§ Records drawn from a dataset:
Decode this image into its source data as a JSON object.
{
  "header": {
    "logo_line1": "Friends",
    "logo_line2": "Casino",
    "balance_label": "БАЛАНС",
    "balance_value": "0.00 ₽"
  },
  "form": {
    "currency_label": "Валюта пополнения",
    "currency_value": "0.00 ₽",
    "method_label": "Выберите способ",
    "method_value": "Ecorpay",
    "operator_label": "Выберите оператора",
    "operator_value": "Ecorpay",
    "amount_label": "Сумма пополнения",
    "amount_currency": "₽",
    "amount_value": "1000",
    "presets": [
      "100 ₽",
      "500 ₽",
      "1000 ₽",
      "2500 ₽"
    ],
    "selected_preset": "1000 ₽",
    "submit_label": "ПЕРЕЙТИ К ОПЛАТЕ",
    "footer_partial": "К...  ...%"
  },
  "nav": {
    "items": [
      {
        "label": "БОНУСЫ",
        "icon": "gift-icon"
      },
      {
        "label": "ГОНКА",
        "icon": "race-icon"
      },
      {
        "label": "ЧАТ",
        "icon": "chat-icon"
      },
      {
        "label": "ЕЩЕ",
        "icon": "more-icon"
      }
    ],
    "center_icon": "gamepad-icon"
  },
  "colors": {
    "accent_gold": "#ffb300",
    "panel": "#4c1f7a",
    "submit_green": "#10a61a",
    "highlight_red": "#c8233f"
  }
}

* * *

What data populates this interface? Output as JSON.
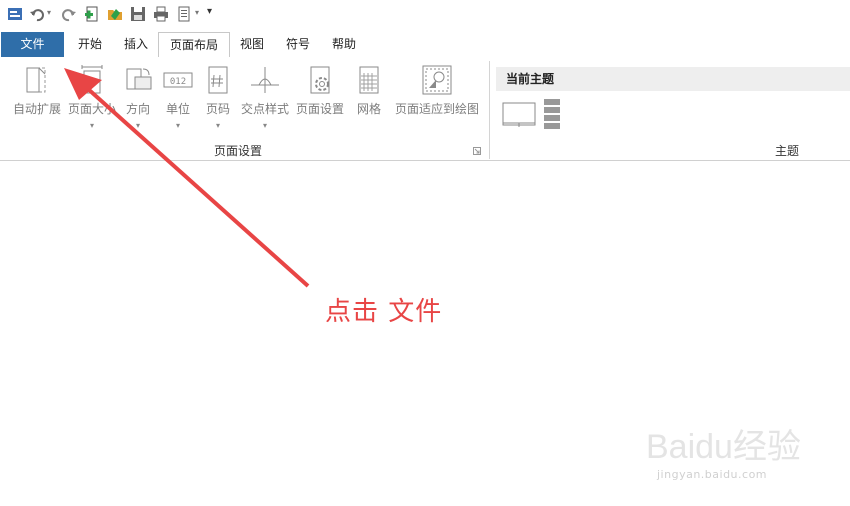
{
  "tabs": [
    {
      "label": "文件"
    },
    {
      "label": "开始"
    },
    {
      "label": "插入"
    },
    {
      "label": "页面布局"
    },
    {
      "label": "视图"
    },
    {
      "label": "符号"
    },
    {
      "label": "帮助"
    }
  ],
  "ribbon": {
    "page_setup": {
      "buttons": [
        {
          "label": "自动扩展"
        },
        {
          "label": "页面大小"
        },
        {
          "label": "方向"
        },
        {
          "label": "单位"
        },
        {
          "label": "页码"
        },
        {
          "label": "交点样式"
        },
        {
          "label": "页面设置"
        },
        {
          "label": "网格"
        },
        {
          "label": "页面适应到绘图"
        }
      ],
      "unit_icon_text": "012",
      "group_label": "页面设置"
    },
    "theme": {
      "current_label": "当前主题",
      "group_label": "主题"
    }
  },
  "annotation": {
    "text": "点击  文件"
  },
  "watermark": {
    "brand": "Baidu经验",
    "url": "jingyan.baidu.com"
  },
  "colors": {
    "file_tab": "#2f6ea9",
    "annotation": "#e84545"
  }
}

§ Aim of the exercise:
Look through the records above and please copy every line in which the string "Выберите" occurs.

§ Solution below:
    "method_label": "Выберите способ",
    "operator_label": "Выберите оператора",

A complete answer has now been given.